Simmer stock for at least 12 and as long as 72 hours. Just before finishing, add the parsley and simmer another 10 minutes. You will now have a pot of rather repulsive-looking brown liquid containing globs of gelatinous and fatty material. It doesn’t even smell particularly good. But don’t despair. After straining you will have a delicious and nourishing clear broth that forms the basis for many other recipes.

Remove bones with tongs or a slotted spoon. Strain the stock into a large bowl. Let cool in the refrigerator and remove the congealed fat that rises to the top. Transfer to smaller containers and to the freezer for long-term storage.

Persian Lamb Stew

Persian Lamb Stew

Serves 8


  • 1 tbsp turmeric
  • 2 tsp black pepper
  • 1 tsp salt (if salt sensitive, you may want to use less and salt to taste at the end of cooking)
  • 1 tsp crushed red pepper flakes
  • 3 tbsp extra virgin olive oil
  • 2 medium onions, minced
  • 3 lbs lamb meat cut into chunks for stewing (leg meat works well, it cooks up very tender)
  • 3 tbsp tomato paste
  • 1/4 cup fresh parsley or cilantro, chopped
  • 4 cups steamed basmati rice for serving
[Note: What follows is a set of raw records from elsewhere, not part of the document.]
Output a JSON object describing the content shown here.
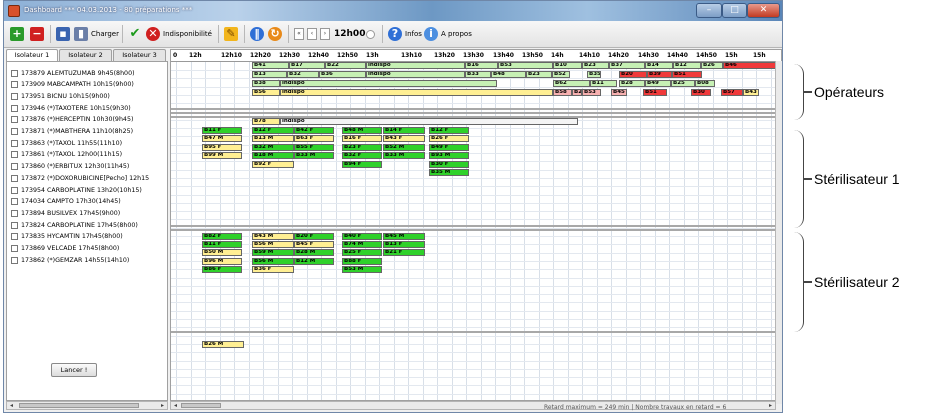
{
  "window": {
    "title": "Dashboard *** 04.03.2013 - 80 préparations ***",
    "minimize_glyph": "–",
    "maximize_glyph": "□",
    "close_glyph": "✕"
  },
  "toolbar": {
    "charger": "Charger",
    "indisponibilite": "Indisponibilité",
    "time": "12h00",
    "infos": "Infos",
    "a_propos": "A propos"
  },
  "tabs": [
    "Isolateur 1",
    "Isolateur 2",
    "Isolateur 3"
  ],
  "preparations": [
    "173879 ALEMTUZUMAB 9h45(8h00)",
    "173909 MABCAMPATH 10h15(9h00)",
    "173951 BICNU 10h15(9h00)",
    "173946 (*)TAXOTERE 10h15(9h30)",
    "173876 (*)HERCEPTIN 10h30(9h45)",
    "173871 (*)MABTHERA 11h10(8h25)",
    "173863 (*)TAXOL 11h55(11h10)",
    "173861 (*)TAXOL 12h00(11h15)",
    "173860 (*)ERBITUX 12h30(11h45)",
    "173872 (*)DOXORUBICINE[Pecho] 12h15",
    "173954 CARBOPLATINE 13h20(10h15)",
    "174034 CAMPTO 17h30(14h45)",
    "173894 BUSILVEX 17h45(9h00)",
    "173824 CARBOPLATINE 17h45(8h00)",
    "173835 HYCAMTIN 17h45(8h00)",
    "173869 VELCADE 17h45(8h00)",
    "173862 (*)GEMZAR 14h55(14h10)"
  ],
  "launch_button": "Lancer !",
  "timeline": [
    "0",
    "12h",
    "12h10",
    "12h20",
    "12h30",
    "12h40",
    "12h50",
    "13h",
    "13h10",
    "13h20",
    "13h30",
    "13h40",
    "13h50",
    "14h",
    "14h10",
    "14h20",
    "14h30",
    "14h40",
    "14h50",
    "15h",
    "15h"
  ],
  "tasks": [
    {
      "label": "B41",
      "color": "#c6f0b4"
    },
    {
      "label": "B17",
      "color": "#c6f0b4"
    },
    {
      "label": "B22",
      "color": "#c6f0b4"
    },
    {
      "label": "indispo",
      "color": "#c6f0b4"
    },
    {
      "label": "B16",
      "color": "#c6f0b4"
    },
    {
      "label": "B53",
      "color": "#c6f0b4"
    },
    {
      "label": "B10",
      "color": "#c6f0b4"
    },
    {
      "label": "B23",
      "color": "#c6f0b4"
    },
    {
      "label": "B37",
      "color": "#c6f0b4"
    },
    {
      "label": "B14",
      "color": "#c6f0b4"
    },
    {
      "label": "B12",
      "color": "#c6f0b4"
    },
    {
      "label": "B26",
      "color": "#c6f0b4"
    },
    {
      "label": "B46",
      "color": "#f0393a"
    },
    {
      "label": "B13",
      "color": "#c6f0b4"
    },
    {
      "label": "B32",
      "color": "#c6f0b4"
    },
    {
      "label": "B36",
      "color": "#c6f0b4"
    },
    {
      "label": "indispo",
      "color": "#c6f0b4"
    },
    {
      "label": "B33",
      "color": "#c6f0b4"
    },
    {
      "label": "B48",
      "color": "#c6f0b4"
    },
    {
      "label": "B23",
      "color": "#c6f0b4"
    },
    {
      "label": "B52",
      "color": "#c6f0b4"
    },
    {
      "label": "B35",
      "color": "#c6f0b4"
    },
    {
      "label": "B20",
      "color": "#f0393a"
    },
    {
      "label": "B39",
      "color": "#f0393a"
    },
    {
      "label": "B51",
      "color": "#f0393a"
    },
    {
      "label": "B38",
      "color": "#c6f0b4"
    },
    {
      "label": "indispo",
      "color": "#c6f0b4"
    },
    {
      "label": "B62",
      "color": "#c6f0b4"
    },
    {
      "label": "B11",
      "color": "#c6f0b4"
    },
    {
      "label": "B28",
      "color": "#c6f0b4"
    },
    {
      "label": "B49",
      "color": "#c6f0b4"
    },
    {
      "label": "B25",
      "color": "#c6f0b4"
    },
    {
      "label": "B08",
      "color": "#c6f0b4"
    },
    {
      "label": "B56",
      "color": "#ffef93"
    },
    {
      "label": "indispo",
      "color": "#ffef93"
    },
    {
      "label": "B58",
      "color": "#f7b0b0"
    },
    {
      "label": "B20",
      "color": "#f7b0b0"
    },
    {
      "label": "B53",
      "color": "#f7b0b0"
    },
    {
      "label": "B45",
      "color": "#f7b0b0"
    },
    {
      "label": "B51",
      "color": "#f0393a"
    },
    {
      "label": "B30",
      "color": "#f0393a"
    },
    {
      "label": "B57",
      "color": "#f0393a"
    },
    {
      "label": "B43",
      "color": "#ffef93"
    },
    {
      "label": "B78",
      "color": "#ffef93"
    },
    {
      "label": "indispo",
      "color": "#f4f4f4"
    },
    {
      "label": "B11 F",
      "color": "#2fd12a"
    },
    {
      "label": "B12 F",
      "color": "#2fd12a"
    },
    {
      "label": "B42 F",
      "color": "#2fd12a"
    },
    {
      "label": "B48 M",
      "color": "#2fd12a"
    },
    {
      "label": "B14 F",
      "color": "#2fd12a"
    },
    {
      "label": "B12 F",
      "color": "#2fd12a"
    },
    {
      "label": "B47 M",
      "color": "#ffef93"
    },
    {
      "label": "B13 M",
      "color": "#ffef93"
    },
    {
      "label": "B63 F",
      "color": "#ffef93"
    },
    {
      "label": "B16 F",
      "color": "#ffef93"
    },
    {
      "label": "B43 F",
      "color": "#ffef93"
    },
    {
      "label": "B26 F",
      "color": "#ffef93"
    },
    {
      "label": "B95 F",
      "color": "#ffef93"
    },
    {
      "label": "B32 M",
      "color": "#2fd12a"
    },
    {
      "label": "B55 F",
      "color": "#2fd12a"
    },
    {
      "label": "B23 F",
      "color": "#2fd12a"
    },
    {
      "label": "B52 M",
      "color": "#2fd12a"
    },
    {
      "label": "B49 F",
      "color": "#2fd12a"
    },
    {
      "label": "B99 M",
      "color": "#ffef93"
    },
    {
      "label": "B18 M",
      "color": "#2fd12a"
    },
    {
      "label": "B33 M",
      "color": "#2fd12a"
    },
    {
      "label": "B32 F",
      "color": "#2fd12a"
    },
    {
      "label": "B33 M",
      "color": "#2fd12a"
    },
    {
      "label": "B93 M",
      "color": "#2fd12a"
    },
    {
      "label": "B92 F",
      "color": "#ffef93"
    },
    {
      "label": "B94 F",
      "color": "#2fd12a"
    },
    {
      "label": "B30 F",
      "color": "#2fd12a"
    },
    {
      "label": "B35 M",
      "color": "#2fd12a"
    },
    {
      "label": "B82 F",
      "color": "#2fd12a"
    },
    {
      "label": "B43 M",
      "color": "#ffef93"
    },
    {
      "label": "B20 F",
      "color": "#2fd12a"
    },
    {
      "label": "B40 F",
      "color": "#2fd12a"
    },
    {
      "label": "B45 M",
      "color": "#2fd12a"
    },
    {
      "label": "B11 F",
      "color": "#2fd12a"
    },
    {
      "label": "B56 M",
      "color": "#ffef93"
    },
    {
      "label": "B45 F",
      "color": "#ffef93"
    },
    {
      "label": "B74 M",
      "color": "#2fd12a"
    },
    {
      "label": "B13 F",
      "color": "#2fd12a"
    },
    {
      "label": "B50 M",
      "color": "#ffef93"
    },
    {
      "label": "B59 M",
      "color": "#2fd12a"
    },
    {
      "label": "B28 M",
      "color": "#2fd12a"
    },
    {
      "label": "B25 F",
      "color": "#2fd12a"
    },
    {
      "label": "B21 F",
      "color": "#2fd12a"
    },
    {
      "label": "B96 M",
      "color": "#ffef93"
    },
    {
      "label": "B56 M",
      "color": "#2fd12a"
    },
    {
      "label": "B12 M",
      "color": "#2fd12a"
    },
    {
      "label": "B88 F",
      "color": "#2fd12a"
    },
    {
      "label": "B86 F",
      "color": "#2fd12a"
    },
    {
      "label": "B36 F",
      "color": "#ffef93"
    },
    {
      "label": "B53 M",
      "color": "#2fd12a"
    },
    {
      "label": "B26 M",
      "color": "#ffef93"
    }
  ],
  "status": "Retard maximum = 249 min  |  Nombre travaux en retard = 6",
  "annotations": [
    "Opérateurs",
    "Stérilisateur 1",
    "Stérilisateur 2"
  ]
}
In a small dish, mix together turmeric, black pepper, salt, and crushed red pepper seasoning.
In a large pot, heat olive oil over medium high till hot (not smoking). Saute for 10 minutes until onion softens and starts to turn golden brown.
Add the lamb stew meat to the pot. You can use bone-in lamb meat, boneless meat, or a combination of the two. Brown the meat for a few minutes on each side. Drain the fat that collects at the bottom of the pot.
Sprinkle the seasonings evenly across the top of the browned meat.
Cover the meat with 4 cups of water. Bring mixture to a slow boil, then reduce heat to medium low. Simmer on medium low heat for two hours.
After 2 hours, add tomato paste to the pot and stir slowly until paste dissolves into the broth.
Simmer for another 20 minutes uncovered, stirring occasionally, until the meat is nice and tender and the sauce has thickened. Taste and adjust seasoning, adding more salt and.or spice, if desired.
Garnish the stew with fresh parsley or cilantro. Serve lamb and sauce over freshly steamed basmati rice.